Despite the fact that the majority of the band’s lyrics are sung in Khmer by native Cambodian lead vocalist Chhom Nimol, the group are a product of the always sunny and highly polluted city of Los Angeles. Chief composers and resident siblings Zac and Ethan Holtzman draw from two distinct eras in the history of west coast rock ‘n’ roll: the realm of surf rock, as popularized and/or pioneered by The Beach Boys, and the earlier, more lucid psychedelia of The Doors. If it weren’t for the cross-cultural influences and hi-fidelity recordings of non-rock instruments, Dengue might have fit nicely in the sonic and temporal niche between the two groups in another life.
“Rom Say Sok” is Dengue Fever’s first tentative foray into the English language on The Deepest Lake. Hearing “Let down your hair and soak it all up / Tip back your head and finish the cup” sung over a mellotron-fueled boogie beat leads one to believe that “Rom Say Sac” must roughly translate to “Sexy Beach Party.” In fact, every instance in which the two languages intermingle will leave any English speaking listener grasping at hilariously vague context clues provided by the band’s groovy crossover jams.

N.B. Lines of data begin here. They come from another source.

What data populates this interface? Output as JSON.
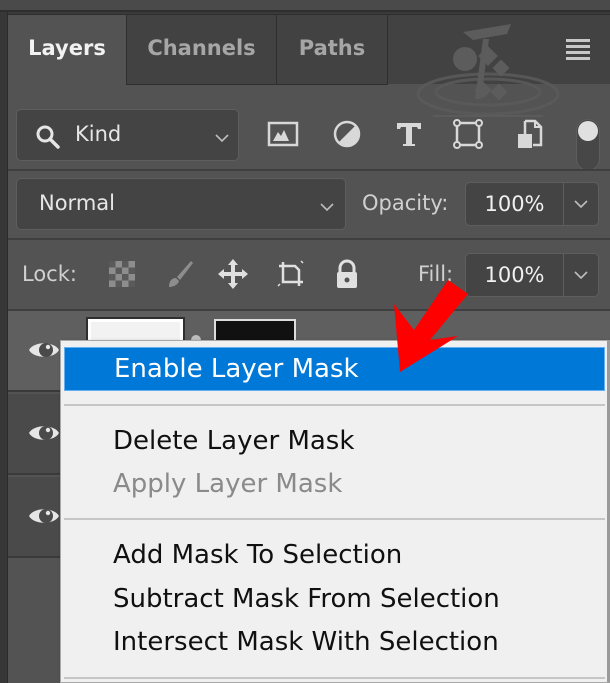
{
  "panel": {
    "tabs": [
      {
        "label": "Layers",
        "active": true
      },
      {
        "label": "Channels",
        "active": false
      },
      {
        "label": "Paths",
        "active": false
      }
    ],
    "menu_icon": "hamburger-menu-icon"
  },
  "filter": {
    "kind_label": "Kind",
    "icons": [
      "pixel-layer-filter-icon",
      "adjustment-layer-filter-icon",
      "type-layer-filter-icon",
      "shape-layer-filter-icon",
      "smart-object-filter-icon"
    ],
    "toggle_state": "on"
  },
  "blend": {
    "mode": "Normal",
    "opacity_label": "Opacity:",
    "opacity_value": "100%"
  },
  "lock": {
    "label": "Lock:",
    "icons": [
      "lock-transparent-pixels-icon",
      "lock-image-pixels-icon",
      "lock-position-icon",
      "lock-artboard-icon",
      "lock-all-icon"
    ],
    "fill_label": "Fill:",
    "fill_value": "100%"
  },
  "layers": [
    {
      "visible": true,
      "selected": true,
      "has_mask": true
    },
    {
      "visible": true,
      "selected": false,
      "has_mask": false
    },
    {
      "visible": true,
      "selected": false,
      "has_mask": false
    }
  ],
  "context_menu": {
    "groups": [
      [
        {
          "label": "Enable Layer Mask",
          "highlighted": true,
          "disabled": false
        }
      ],
      [
        {
          "label": "Delete Layer Mask",
          "highlighted": false,
          "disabled": false
        },
        {
          "label": "Apply Layer Mask",
          "highlighted": false,
          "disabled": true
        }
      ],
      [
        {
          "label": "Add Mask To Selection",
          "highlighted": false,
          "disabled": false
        },
        {
          "label": "Subtract Mask From Selection",
          "highlighted": false,
          "disabled": false
        },
        {
          "label": "Intersect Mask With Selection",
          "highlighted": false,
          "disabled": false
        }
      ]
    ]
  },
  "annotation": {
    "arrow_color": "#ff0000",
    "highlight_color": "#0078d7"
  }
}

It’s in “Ghost Voice” that the diction of the Cambodian language is the most captivating, especially during the chorus in which Chhom Nimol’s voice is doubled. The hand percussion comes out to play in the six-minute trip as well, prompting one to wonder if there is a single musical instrument NOT featured somewhere on this record. There seems to be an accordion – but it might be a synthesizer? The title track is another atmospheric fever dream anchored by the beat of a jazzy ride cymbal, and “Vacant Lot” sounds like 90’s trance, but Dengue Fever occasionally opt to travel down the path of least resistance. The chunky little guitar melody of “Cardboard Castles” is rooted in the garage-tinged proto-psychedelic rock of The Electric Prunes and The 13th Floor Elevators.
Ignoring for a moment the half-assed, off key background vocals of “Taxi Dancer,” there’s a fairly balanced substance-to-gimmick ratio on The Deepest Lake, which, given the band’s stylistic ingredients and point of origin, comes as a refreshing surprise.